Movement was key to portraying Macbeth’s downfall in this Parallel Production, similar to Cracknell’s main house version, with very little text being used in the live performance. Byrne found the creative process, ‘a joyous discovery and journey with a unique and talented group of young people’.

All of Young Vic Taking Part’s Parallel Productions are created in response to shows from the current season and are produced by professional creative teams who guide the company through workshops and rehearsals to the production, which take place in the Clare theatre.

Find out more about the work Taking Part do with young people and how you can continue to support the Young Vic’s work.

Macbeth was performed at the Young Vic from 26 Nov 2015 until 23 Jan 2016 before touring to Birmingham Rep and HOME in Manchester.

‘Shakespeare is a bit of a stirrer’ | Parallel Macbeth cast talk Shakespeare

MACBETH-PIECE

Our cast of young people from across London enjoy starting afternoon rehearsals with an impromptu rap.

Our cast of young people currently devising a response to our main house show of Macbeth spent some time talking about their experience devising with director Caroline Byrne and how incorporating choreography is changing their perspective on Shakespeare and theatre.

What are you getting out of rehearsals and the project in general?

Calum: I have been exposed to physical theatre for the first time and how you can paint a story using your body instead of using words. This is something I haven’t had experience in before and it has really opened my eyes about how you can show something without even saying anything.

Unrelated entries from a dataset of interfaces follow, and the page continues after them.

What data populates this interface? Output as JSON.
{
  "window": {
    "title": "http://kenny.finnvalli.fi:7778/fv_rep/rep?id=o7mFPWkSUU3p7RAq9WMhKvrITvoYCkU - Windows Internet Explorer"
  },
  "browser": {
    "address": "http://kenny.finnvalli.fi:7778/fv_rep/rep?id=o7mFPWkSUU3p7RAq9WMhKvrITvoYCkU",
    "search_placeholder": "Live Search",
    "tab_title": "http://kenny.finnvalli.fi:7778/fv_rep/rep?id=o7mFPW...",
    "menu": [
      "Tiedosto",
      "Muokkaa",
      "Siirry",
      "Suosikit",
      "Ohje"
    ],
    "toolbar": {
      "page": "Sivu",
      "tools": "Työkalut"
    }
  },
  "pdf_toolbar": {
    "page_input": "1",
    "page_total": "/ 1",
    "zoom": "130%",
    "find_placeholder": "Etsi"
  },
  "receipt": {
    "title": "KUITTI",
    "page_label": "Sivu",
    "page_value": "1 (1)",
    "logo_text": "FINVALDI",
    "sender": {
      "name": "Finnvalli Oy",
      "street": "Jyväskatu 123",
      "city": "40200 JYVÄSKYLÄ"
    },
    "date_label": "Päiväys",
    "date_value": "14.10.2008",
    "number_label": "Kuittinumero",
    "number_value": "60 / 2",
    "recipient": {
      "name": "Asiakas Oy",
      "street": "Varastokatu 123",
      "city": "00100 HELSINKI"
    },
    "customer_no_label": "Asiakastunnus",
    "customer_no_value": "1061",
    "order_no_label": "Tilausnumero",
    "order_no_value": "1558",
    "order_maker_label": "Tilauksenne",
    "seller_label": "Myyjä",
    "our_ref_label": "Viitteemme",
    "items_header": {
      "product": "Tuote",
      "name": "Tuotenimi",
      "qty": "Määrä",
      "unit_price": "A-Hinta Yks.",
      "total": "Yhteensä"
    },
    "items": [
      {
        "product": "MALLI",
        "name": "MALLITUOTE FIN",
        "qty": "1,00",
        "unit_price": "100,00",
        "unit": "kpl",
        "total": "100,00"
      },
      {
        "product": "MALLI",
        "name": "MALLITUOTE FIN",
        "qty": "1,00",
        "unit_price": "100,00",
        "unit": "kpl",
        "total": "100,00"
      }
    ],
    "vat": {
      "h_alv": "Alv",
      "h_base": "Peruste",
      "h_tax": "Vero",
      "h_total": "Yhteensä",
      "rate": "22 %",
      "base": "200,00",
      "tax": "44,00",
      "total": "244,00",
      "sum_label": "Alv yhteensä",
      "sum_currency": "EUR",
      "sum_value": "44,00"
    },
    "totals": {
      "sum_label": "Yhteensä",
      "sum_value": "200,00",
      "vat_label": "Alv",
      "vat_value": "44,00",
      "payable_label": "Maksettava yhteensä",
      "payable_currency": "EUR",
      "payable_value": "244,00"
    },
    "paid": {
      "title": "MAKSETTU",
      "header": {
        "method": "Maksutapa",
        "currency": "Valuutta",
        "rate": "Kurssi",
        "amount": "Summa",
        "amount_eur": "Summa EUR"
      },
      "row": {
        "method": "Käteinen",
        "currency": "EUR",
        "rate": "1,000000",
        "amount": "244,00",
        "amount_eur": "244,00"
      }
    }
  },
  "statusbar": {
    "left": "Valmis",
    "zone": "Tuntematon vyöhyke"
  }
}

Ali: This project is actually helping me work a lot easier with other people and to work within a group of completely different ages… It doesn’t matter about age or where you come from, it’s just about what you can bring to the table.

Joshua: I have been able to use my imagination to form movement and also use movement to express myself and bring my imagination to life.

What do you think about Macbeth?

Jordi: I have done Macbeth about four or five times before and what I have done is mainly scripted performance. Now that we are doing a movement piece it’s not all about learning lines, it’s using movement to create the whole performance.

Have you experienced Shakespeare before and if so, in what way/ what do you think of him?

Django: What I think is interesting is that we are creating a movement piece based on a Shakespeare play, as Shakespeare is normally based on text and is very wordy. It’s interesting because most of the movement is based on violence, death and blood but we are creating a movement piece based on the things in between; sanity and the relationships between different people.

Kieran: I think William Shakespeare is a bit of a stirrer. He makes plays to comment on what’s going on in England at the time he does that really well and he does it in an admirable way.

Jordi: William Shakespeare is a cool dude.

What are you looking forward to the most in your show?

Neuza: I am looking forward to how we have interpreted it and how we can break the Shakespeare stereotype by using movement and bring new life to Macbeth.

Leticia: I am looking forward to the performance because we see how many people think Shakespeare is boring because of the text.

What do you think of the Young Vic?

Ali: I think they are really enthusiastic about young people and try to get fresh new ideas. It’s a really good and comfortable place to be in. Every time I come here I am really welcomed and people are really nice to me. It’s a really lovely place.

Kieran: Very nice place, five out of five stars

Our Parallel Macbeth will be shared with an invited audience in January 2015. To find out more about our Parallel Macbeth production and the young people involved take a look at our blog post.